While Shalini’s first album — 2000’s We Want Jelly Donuts — was primarily power-pop, her second — 2004’s Metal Corner — steered into louder, AC/DC-ish hard rock territory. For Surface, which was released in October on Electric Devil/125 Records, it’s back to steady-as-she-goes-power-pop.
The first few tracks show hints of familiar-sounding classic punk rock. But on the title track, a chord progression not too dissimilar to what Urge Overkill used on “Sister Havana” jump-starts this album highlight. Shalini’s polite singing style and penchant for lightly layered, ’60s-influenced vocal harmonies give these and other songs much of their power-pop flavor. After all, Motown acts like The Supremes have been almost as much an influence on her music as pop music of the ’70s and 80s — such as Cheap Trick and The Go-Go’s.
Another standout is the blues-inflected “Where Are We?.” This is one of the heavier tracks on the album, and one where Mitch Easter’s lead guitar work really shines. The bright, drumless chill-out tune of the album, “Self Sorting U,” features Easter on several instruments, including a 12-string guitar, bells and organ. Not the strongest cut in the track list, but it works as a nice contrast to what comes before and after it.
Speaking of 12-strings, when Shalini isn’t playing guitar and Chastain isn’t on bass, she is strapping on a rather unique instrument, a Waterstone Tom Petersson model 12-string bass guitar. It can be hard to pick up on at first, but you can listen for it on “Need to Be,” the punk-ish “White Widow,” and the Cheap Trick-inspired “Rose in December.”
Further down the CD, “Lipstick + Allusion” sports another ’90s rock influence (possibly The Breeders), with its fuzzy guitars alternating with clean tones. It’s a personal favorite as well.
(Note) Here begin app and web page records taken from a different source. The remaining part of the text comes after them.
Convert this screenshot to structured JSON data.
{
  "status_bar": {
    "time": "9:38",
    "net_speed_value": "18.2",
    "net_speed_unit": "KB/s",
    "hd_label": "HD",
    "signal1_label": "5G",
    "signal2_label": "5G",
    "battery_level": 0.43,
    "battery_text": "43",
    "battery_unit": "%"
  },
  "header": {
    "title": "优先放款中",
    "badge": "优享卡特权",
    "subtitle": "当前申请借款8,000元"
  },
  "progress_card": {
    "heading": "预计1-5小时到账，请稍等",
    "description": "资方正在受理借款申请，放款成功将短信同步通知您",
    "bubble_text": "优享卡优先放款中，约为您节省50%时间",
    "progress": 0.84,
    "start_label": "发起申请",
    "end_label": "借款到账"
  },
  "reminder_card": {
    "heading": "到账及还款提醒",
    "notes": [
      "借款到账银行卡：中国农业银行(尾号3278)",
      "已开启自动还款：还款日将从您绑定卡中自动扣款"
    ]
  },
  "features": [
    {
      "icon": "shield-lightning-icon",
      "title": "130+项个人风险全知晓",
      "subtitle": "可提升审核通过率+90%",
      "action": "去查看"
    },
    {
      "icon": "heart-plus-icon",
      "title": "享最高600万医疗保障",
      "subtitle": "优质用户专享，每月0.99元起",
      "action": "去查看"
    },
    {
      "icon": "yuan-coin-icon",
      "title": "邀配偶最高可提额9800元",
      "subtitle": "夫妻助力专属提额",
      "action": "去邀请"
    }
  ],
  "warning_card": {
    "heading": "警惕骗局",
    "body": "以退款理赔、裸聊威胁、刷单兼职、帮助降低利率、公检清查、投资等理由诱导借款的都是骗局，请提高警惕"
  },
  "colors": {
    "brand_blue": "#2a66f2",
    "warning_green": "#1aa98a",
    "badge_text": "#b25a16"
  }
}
Lastly, “Magenta Rules,” with its soaring vocal harmonies and rockin’ mid tempo rhythms ends the album on a good note, even better than it began.
Without having heard Shalini’s two previous albums in full, I can’t give an entirely informed opinion as to how Surface stacks up against them. However, any album that has very few weak tracks and which finishes strongly like Surface And the Shine does, should get considerable praise and compare favorably to previous releases. Thus, fans of Shalini’s other work and fans of power-pop in general won’t be disappointed with this album in the least and should definitely check it out.
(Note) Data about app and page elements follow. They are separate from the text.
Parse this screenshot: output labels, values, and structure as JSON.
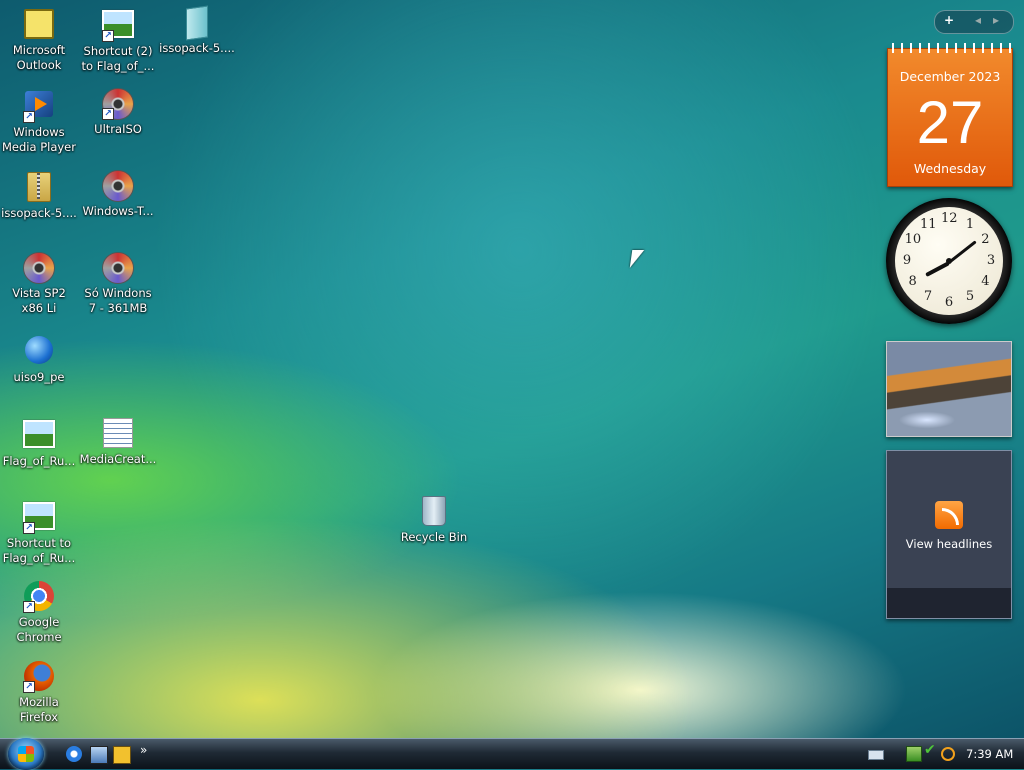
{
  "desktop": {
    "icons": [
      {
        "label": "Microsoft Outlook",
        "icon": "outlook-icon"
      },
      {
        "label": "Shortcut (2) to Flag_of_...",
        "icon": "image-shortcut-icon"
      },
      {
        "label": "issopack-5....",
        "icon": "zip-archive-icon"
      },
      {
        "label": "Windows Media Player",
        "icon": "media-player-icon"
      },
      {
        "label": "UltraISO",
        "icon": "disc-icon"
      },
      {
        "label": "issopack-5....",
        "icon": "zipped-folder-icon"
      },
      {
        "label": "Windows-T...",
        "icon": "disc-icon"
      },
      {
        "label": "Vista SP2 x86 Li",
        "icon": "disc-icon"
      },
      {
        "label": "Só Windons 7 - 361MB",
        "icon": "disc-icon"
      },
      {
        "label": "uiso9_pe",
        "icon": "installer-icon"
      },
      {
        "label": "Flag_of_Ru...",
        "icon": "image-icon"
      },
      {
        "label": "MediaCreat...",
        "icon": "document-icon"
      },
      {
        "label": "Shortcut to Flag_of_Ru...",
        "icon": "image-shortcut-icon"
      },
      {
        "label": "Google Chrome",
        "icon": "chrome-icon"
      },
      {
        "label": "Mozilla Firefox",
        "icon": "firefox-icon"
      },
      {
        "label": "Recycle Bin",
        "icon": "recycle-bin-icon"
      }
    ]
  },
  "sidebar": {
    "add_gadget": "+",
    "prev": "◂",
    "next": "▸",
    "calendar": {
      "month_year": "December 2023",
      "day": "27",
      "weekday": "Wednesday"
    },
    "clock": {
      "numbers": [
        "12",
        "1",
        "2",
        "3",
        "4",
        "5",
        "6",
        "7",
        "8",
        "9",
        "10",
        "11"
      ]
    },
    "slideshow": {
      "icon": "photo-slideshow"
    },
    "feed": {
      "label": "View headlines",
      "icon": "rss-icon"
    }
  },
  "taskbar": {
    "start_icon": "windows-start-orb",
    "quicklaunch": [
      "internet-explorer-icon",
      "show-desktop-icon",
      "media-player-icon"
    ],
    "more": "»",
    "tray": [
      "keyboard-icon",
      "network-icon",
      "check-icon",
      "search-icon"
    ],
    "time": "7:39 AM"
  },
  "colors": {
    "calendar_orange": "#e0590a",
    "taskbar_dark": "#1f2a35"
  }
}
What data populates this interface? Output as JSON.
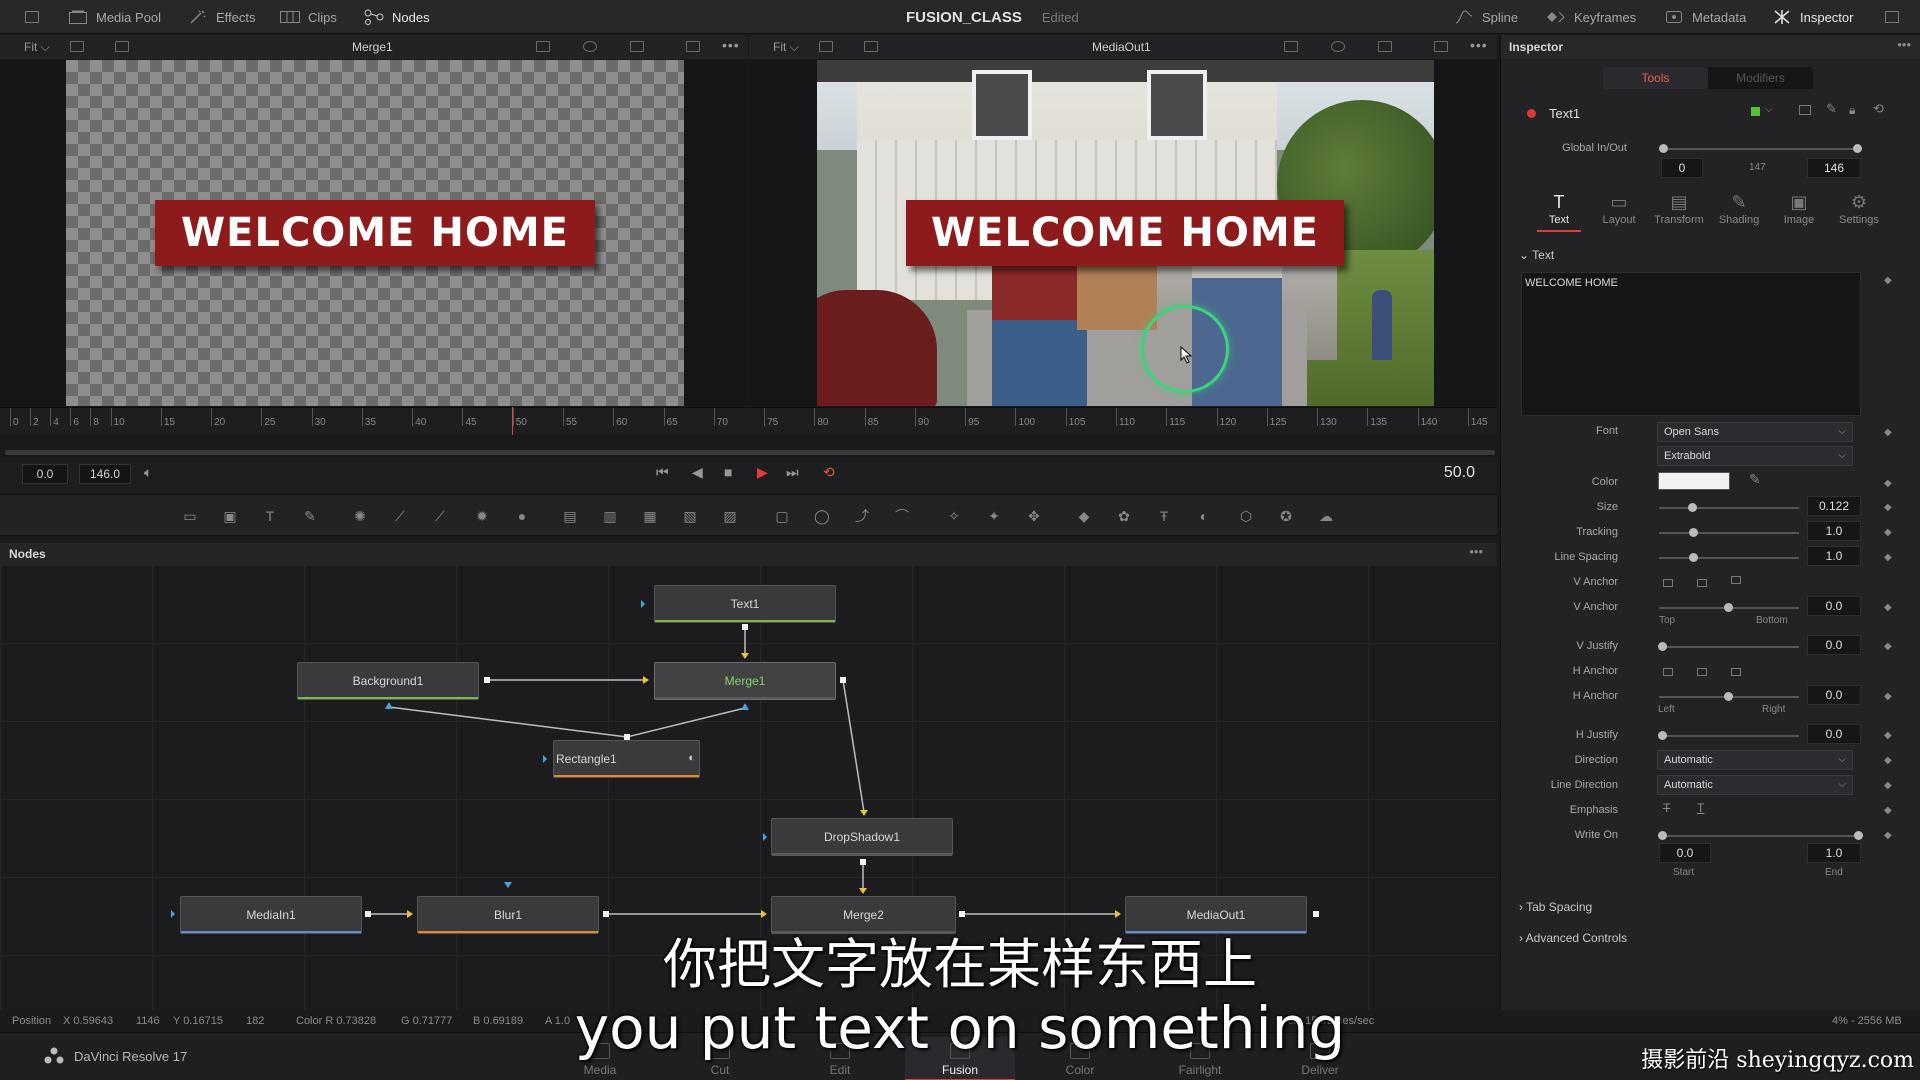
{
  "topbar": {
    "left_items": [
      {
        "label": "Media Pool",
        "icon": "media-pool-icon"
      },
      {
        "label": "Effects",
        "icon": "effects-icon"
      },
      {
        "label": "Clips",
        "icon": "clips-icon"
      },
      {
        "label": "Nodes",
        "icon": "nodes-icon"
      }
    ],
    "project_title": "FUSION_CLASS",
    "project_status": "Edited",
    "right_items": [
      {
        "label": "Spline",
        "icon": "spline-icon"
      },
      {
        "label": "Keyframes",
        "icon": "keyframes-icon"
      },
      {
        "label": "Metadata",
        "icon": "metadata-icon"
      },
      {
        "label": "Inspector",
        "icon": "inspector-icon"
      }
    ]
  },
  "viewers": {
    "left": {
      "fit": "Fit",
      "name": "Merge1",
      "banner_text": "WELCOME HOME"
    },
    "right": {
      "fit": "Fit",
      "name": "MediaOut1",
      "banner_text": "WELCOME HOME"
    }
  },
  "ruler": {
    "labels": [
      "0",
      "2",
      "4",
      "6",
      "8",
      "10",
      "15",
      "20",
      "25",
      "30",
      "35",
      "40",
      "45",
      "50",
      "55",
      "60",
      "65",
      "70",
      "75",
      "80",
      "85",
      "90",
      "95",
      "100",
      "105",
      "110",
      "115",
      "120",
      "125",
      "130",
      "135",
      "140",
      "145"
    ]
  },
  "transport": {
    "start_frame": "0.0",
    "end_frame": "146.0",
    "current_frame": "50.0"
  },
  "nodes_panel": {
    "title": "Nodes",
    "nodes": {
      "text1": "Text1",
      "background1": "Background1",
      "merge1": "Merge1",
      "rectangle1": "Rectangle1",
      "dropshadow1": "DropShadow1",
      "mediain1": "MediaIn1",
      "blur1": "Blur1",
      "merge2": "Merge2",
      "mediaout1": "MediaOut1"
    }
  },
  "statusbar": {
    "position": "Position",
    "x": "X 0.59643",
    "x_px": "1146",
    "y": "Y 0.16715",
    "y_px": "182",
    "color_r": "Color R 0.73828",
    "color_g": "G 0.71777",
    "color_b": "B 0.69189",
    "alpha": "A 1.0",
    "fps": "ck: 15 frames/sec",
    "memory": "4% - 2556 MB"
  },
  "pagebar": {
    "app_name": "DaVinci Resolve 17",
    "tabs": [
      "Media",
      "Cut",
      "Edit",
      "Fusion",
      "Color",
      "Fairlight",
      "Deliver"
    ],
    "active_tab": "Fusion"
  },
  "subtitles": {
    "chinese": "你把文字放在某样东西上",
    "english": "you put text on something",
    "watermark": "摄影前沿 sheyingqyz.com"
  },
  "inspector": {
    "title": "Inspector",
    "tabs": {
      "tools": "Tools",
      "modifiers": "Modifiers"
    },
    "tool_name": "Text1",
    "global_inout_label": "Global In/Out",
    "global_in": "0",
    "global_mid": "147",
    "global_out": "146",
    "subtabs": [
      {
        "label": "Text",
        "glyph": "T"
      },
      {
        "label": "Layout",
        "glyph": "▭"
      },
      {
        "label": "Transform",
        "glyph": "▤"
      },
      {
        "label": "Shading",
        "glyph": "✎"
      },
      {
        "label": "Image",
        "glyph": "▣"
      },
      {
        "label": "Settings",
        "glyph": "⚙"
      }
    ],
    "text_section": "Text",
    "styled_text": "WELCOME HOME",
    "font_label": "Font",
    "font_value": "Open Sans",
    "font_style": "Extrabold",
    "color_label": "Color",
    "color_swatch": "#f2f2f2",
    "size_label": "Size",
    "size_value": "0.122",
    "tracking_label": "Tracking",
    "tracking_value": "1.0",
    "line_spacing_label": "Line Spacing",
    "line_spacing_value": "1.0",
    "v_anchor_label": "V Anchor",
    "v_anchor_value": "0.0",
    "v_anchor_top": "Top",
    "v_anchor_bottom": "Bottom",
    "v_justify_label": "V Justify",
    "v_justify_value": "0.0",
    "h_anchor_label": "H Anchor",
    "h_anchor_value": "0.0",
    "h_anchor_left": "Left",
    "h_anchor_right": "Right",
    "h_justify_label": "H Justify",
    "h_justify_value": "0.0",
    "direction_label": "Direction",
    "direction_value": "Automatic",
    "line_direction_label": "Line Direction",
    "line_direction_value": "Automatic",
    "emphasis_label": "Emphasis",
    "write_on_label": "Write On",
    "write_on_start": "0.0",
    "write_on_end": "1.0",
    "write_on_start_label": "Start",
    "write_on_end_label": "End",
    "tab_spacing": "Tab Spacing",
    "advanced_controls": "Advanced Controls"
  }
}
To stream this entire album, click here.
For more information on Shalini, visit her myspace page.